---- INPUT DATA
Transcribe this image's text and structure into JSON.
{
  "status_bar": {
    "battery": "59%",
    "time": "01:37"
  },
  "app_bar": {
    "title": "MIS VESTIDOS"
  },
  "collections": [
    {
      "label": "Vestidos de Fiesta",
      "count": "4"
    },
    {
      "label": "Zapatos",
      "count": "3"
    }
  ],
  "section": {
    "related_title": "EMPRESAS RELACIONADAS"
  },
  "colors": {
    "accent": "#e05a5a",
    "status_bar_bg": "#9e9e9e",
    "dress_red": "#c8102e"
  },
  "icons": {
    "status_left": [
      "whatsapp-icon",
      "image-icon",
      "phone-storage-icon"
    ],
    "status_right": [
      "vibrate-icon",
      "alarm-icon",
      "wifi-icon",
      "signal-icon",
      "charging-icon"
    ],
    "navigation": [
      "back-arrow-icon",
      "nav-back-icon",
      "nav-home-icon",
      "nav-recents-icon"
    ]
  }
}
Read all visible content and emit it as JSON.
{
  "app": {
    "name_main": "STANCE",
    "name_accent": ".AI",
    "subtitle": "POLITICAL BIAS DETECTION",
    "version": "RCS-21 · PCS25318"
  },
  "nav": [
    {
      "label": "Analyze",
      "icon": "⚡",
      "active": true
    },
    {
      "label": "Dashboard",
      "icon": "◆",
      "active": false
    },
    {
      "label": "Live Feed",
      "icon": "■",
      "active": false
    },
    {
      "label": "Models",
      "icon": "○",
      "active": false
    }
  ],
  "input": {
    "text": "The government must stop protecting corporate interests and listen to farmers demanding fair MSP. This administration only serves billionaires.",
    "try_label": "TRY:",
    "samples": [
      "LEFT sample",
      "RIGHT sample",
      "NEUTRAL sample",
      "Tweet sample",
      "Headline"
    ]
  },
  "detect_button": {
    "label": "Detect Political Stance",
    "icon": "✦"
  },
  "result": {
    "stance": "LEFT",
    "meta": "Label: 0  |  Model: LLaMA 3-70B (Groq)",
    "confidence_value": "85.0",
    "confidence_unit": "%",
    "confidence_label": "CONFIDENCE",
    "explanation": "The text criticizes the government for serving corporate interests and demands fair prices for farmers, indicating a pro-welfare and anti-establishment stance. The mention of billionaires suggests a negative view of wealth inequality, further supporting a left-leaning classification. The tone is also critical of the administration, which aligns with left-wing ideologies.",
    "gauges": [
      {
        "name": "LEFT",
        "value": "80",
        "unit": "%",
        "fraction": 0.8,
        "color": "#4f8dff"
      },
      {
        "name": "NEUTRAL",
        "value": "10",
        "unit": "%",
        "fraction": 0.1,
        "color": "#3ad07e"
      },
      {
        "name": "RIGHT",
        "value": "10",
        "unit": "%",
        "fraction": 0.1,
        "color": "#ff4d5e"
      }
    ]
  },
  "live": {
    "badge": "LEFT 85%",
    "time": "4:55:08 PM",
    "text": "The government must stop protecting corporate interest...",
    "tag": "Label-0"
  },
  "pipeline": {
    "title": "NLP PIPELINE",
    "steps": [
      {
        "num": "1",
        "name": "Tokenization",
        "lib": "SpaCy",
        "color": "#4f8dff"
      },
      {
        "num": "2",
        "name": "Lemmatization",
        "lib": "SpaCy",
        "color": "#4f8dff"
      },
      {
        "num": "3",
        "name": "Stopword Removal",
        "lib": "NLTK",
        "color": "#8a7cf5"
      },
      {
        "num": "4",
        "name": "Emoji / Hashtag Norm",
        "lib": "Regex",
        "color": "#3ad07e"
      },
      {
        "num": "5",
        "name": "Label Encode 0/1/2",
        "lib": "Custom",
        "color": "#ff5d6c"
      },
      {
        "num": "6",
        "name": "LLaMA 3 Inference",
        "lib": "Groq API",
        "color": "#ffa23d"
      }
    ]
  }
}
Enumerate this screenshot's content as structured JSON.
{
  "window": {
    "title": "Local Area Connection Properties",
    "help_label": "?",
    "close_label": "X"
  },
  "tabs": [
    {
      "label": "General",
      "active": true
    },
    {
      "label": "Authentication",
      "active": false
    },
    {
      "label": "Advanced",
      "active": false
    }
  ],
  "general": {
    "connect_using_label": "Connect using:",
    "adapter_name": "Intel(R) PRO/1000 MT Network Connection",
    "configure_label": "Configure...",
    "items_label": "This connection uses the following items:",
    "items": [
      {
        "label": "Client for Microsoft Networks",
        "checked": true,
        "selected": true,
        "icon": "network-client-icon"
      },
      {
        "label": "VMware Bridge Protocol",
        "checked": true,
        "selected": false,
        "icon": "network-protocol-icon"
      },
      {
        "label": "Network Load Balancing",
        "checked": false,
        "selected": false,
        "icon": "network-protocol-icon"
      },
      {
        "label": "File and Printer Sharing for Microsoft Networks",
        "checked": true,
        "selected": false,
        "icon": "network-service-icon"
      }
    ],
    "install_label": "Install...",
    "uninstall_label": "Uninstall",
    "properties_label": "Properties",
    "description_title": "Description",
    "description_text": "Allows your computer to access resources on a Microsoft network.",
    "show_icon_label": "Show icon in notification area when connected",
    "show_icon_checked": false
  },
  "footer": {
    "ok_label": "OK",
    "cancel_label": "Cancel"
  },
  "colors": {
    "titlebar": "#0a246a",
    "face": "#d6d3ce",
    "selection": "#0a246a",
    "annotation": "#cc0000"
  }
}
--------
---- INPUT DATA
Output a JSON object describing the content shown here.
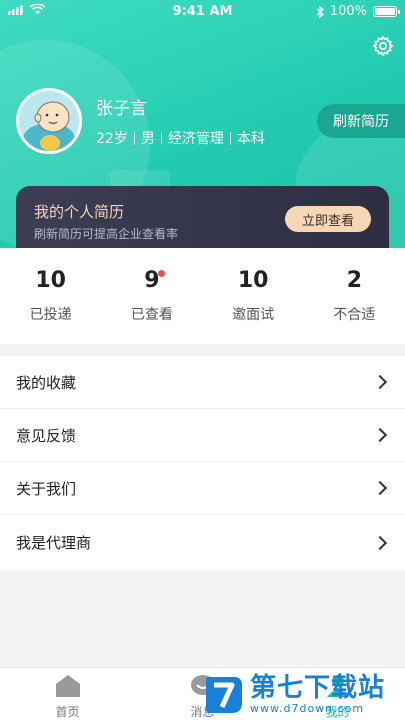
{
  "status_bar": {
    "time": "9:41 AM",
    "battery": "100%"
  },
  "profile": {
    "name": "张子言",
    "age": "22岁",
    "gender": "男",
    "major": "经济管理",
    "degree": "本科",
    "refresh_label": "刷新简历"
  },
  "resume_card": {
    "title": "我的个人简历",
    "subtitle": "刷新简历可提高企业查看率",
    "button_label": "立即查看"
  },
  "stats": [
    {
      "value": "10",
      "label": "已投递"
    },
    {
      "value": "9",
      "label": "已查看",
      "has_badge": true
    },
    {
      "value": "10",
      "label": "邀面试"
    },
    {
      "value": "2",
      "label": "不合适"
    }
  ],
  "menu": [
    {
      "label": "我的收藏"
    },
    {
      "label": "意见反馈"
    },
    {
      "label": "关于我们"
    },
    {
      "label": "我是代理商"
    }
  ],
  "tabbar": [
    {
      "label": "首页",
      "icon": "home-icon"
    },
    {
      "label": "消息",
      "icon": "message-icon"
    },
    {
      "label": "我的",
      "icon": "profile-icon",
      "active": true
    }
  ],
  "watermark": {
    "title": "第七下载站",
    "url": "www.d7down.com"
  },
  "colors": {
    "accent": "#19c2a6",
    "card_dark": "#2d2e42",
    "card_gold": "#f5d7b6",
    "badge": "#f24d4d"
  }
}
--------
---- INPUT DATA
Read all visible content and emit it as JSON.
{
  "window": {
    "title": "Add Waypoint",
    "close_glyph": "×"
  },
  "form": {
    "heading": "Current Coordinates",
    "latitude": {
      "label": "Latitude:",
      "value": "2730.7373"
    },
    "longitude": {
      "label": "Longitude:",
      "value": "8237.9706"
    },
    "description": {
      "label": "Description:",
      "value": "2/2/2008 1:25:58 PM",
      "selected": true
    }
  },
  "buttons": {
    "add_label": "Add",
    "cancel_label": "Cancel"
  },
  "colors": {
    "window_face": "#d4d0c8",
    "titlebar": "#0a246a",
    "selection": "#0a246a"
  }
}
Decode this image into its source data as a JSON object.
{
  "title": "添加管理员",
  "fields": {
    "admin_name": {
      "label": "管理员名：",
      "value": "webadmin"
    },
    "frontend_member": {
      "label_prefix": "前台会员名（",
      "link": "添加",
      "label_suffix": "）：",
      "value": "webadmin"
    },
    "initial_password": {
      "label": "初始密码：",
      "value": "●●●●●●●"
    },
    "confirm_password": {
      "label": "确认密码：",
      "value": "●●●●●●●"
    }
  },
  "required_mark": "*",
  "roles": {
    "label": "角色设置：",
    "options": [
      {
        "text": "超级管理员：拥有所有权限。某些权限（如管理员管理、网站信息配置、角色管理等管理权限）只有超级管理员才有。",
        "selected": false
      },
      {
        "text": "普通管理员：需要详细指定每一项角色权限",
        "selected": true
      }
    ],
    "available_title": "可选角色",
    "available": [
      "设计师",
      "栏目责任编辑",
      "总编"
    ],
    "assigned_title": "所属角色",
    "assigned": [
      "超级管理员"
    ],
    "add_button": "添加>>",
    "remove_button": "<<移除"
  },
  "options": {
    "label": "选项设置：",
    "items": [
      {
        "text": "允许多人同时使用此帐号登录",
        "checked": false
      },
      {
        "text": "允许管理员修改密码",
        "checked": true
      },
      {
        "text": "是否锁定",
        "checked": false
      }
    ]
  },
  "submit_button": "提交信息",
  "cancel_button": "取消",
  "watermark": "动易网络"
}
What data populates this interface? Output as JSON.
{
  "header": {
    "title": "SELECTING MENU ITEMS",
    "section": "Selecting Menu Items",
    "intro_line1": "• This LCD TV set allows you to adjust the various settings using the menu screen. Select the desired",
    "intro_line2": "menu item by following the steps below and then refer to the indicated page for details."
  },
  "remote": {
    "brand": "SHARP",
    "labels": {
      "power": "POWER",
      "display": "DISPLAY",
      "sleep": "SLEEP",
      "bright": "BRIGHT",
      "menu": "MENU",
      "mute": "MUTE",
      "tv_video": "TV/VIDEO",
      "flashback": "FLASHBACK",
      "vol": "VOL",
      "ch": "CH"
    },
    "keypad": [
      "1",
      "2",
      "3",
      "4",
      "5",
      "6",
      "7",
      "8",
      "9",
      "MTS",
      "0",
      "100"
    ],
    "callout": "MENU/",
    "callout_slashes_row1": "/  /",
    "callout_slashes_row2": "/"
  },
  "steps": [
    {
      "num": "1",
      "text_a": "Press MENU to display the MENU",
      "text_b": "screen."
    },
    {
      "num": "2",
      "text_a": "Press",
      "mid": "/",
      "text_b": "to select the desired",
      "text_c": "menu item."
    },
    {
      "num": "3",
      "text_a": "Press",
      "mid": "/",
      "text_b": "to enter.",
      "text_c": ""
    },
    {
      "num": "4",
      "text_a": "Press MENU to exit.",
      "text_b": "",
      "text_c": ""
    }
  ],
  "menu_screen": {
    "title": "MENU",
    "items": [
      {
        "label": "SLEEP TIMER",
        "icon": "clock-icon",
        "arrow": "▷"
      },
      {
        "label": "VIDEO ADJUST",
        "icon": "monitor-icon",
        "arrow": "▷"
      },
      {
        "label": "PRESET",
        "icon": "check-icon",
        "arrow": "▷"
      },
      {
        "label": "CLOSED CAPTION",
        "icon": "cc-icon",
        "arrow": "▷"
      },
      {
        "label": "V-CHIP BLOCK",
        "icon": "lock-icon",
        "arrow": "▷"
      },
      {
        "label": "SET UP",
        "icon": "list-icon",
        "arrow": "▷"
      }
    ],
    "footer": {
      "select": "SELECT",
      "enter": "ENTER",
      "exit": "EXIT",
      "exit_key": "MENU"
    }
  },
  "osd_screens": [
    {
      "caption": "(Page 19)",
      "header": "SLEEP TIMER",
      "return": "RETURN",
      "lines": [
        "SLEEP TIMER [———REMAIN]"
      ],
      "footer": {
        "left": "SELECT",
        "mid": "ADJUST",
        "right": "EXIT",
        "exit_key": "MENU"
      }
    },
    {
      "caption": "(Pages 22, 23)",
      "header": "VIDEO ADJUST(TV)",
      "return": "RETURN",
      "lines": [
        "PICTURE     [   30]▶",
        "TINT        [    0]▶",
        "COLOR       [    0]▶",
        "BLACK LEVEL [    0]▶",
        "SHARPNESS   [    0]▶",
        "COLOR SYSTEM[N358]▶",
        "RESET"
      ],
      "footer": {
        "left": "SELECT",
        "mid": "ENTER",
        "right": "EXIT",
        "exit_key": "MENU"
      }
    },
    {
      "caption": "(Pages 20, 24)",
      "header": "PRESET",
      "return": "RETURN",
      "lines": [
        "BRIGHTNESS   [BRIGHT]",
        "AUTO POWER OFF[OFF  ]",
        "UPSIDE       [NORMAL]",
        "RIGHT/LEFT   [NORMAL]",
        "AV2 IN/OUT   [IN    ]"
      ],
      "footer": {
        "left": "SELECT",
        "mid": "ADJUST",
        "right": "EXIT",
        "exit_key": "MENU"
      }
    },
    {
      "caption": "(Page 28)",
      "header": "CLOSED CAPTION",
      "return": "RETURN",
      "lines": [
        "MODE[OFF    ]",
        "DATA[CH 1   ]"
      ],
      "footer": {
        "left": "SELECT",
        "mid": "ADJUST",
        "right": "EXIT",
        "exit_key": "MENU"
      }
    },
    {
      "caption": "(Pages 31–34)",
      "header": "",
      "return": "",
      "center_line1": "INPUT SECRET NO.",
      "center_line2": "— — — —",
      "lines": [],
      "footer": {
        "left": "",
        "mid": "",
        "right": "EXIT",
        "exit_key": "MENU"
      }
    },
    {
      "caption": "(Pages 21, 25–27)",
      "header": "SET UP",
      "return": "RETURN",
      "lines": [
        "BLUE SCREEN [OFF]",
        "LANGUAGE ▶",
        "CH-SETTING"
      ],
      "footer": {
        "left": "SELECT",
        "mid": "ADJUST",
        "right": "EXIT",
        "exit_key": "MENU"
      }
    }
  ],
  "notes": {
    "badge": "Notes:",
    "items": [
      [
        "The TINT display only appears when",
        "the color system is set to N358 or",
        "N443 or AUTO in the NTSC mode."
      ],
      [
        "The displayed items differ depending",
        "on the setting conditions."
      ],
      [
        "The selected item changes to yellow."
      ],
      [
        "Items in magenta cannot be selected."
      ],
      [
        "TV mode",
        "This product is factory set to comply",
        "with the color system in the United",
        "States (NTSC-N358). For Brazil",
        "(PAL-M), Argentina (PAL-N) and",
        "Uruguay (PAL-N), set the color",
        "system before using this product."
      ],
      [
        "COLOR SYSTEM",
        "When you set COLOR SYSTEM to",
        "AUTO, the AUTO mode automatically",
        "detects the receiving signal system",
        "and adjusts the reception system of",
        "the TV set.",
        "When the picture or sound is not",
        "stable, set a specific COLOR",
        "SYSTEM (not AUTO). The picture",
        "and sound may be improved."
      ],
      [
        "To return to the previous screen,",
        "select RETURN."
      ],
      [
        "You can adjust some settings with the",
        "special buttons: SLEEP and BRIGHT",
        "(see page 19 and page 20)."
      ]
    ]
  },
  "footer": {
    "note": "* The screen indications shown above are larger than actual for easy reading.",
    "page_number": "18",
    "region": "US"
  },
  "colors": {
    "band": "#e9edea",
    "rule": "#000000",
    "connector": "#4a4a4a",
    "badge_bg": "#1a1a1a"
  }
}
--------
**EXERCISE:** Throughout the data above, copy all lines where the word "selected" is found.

**SOLUTION BELOW:**
        "selected": true,
        "selected": false,
        "selected": false,
        "selected": false,
      "selected": true
        "selected": false
        "selected": true
        "The selected item changes to yellow."
        "Items in magenta cannot be selected."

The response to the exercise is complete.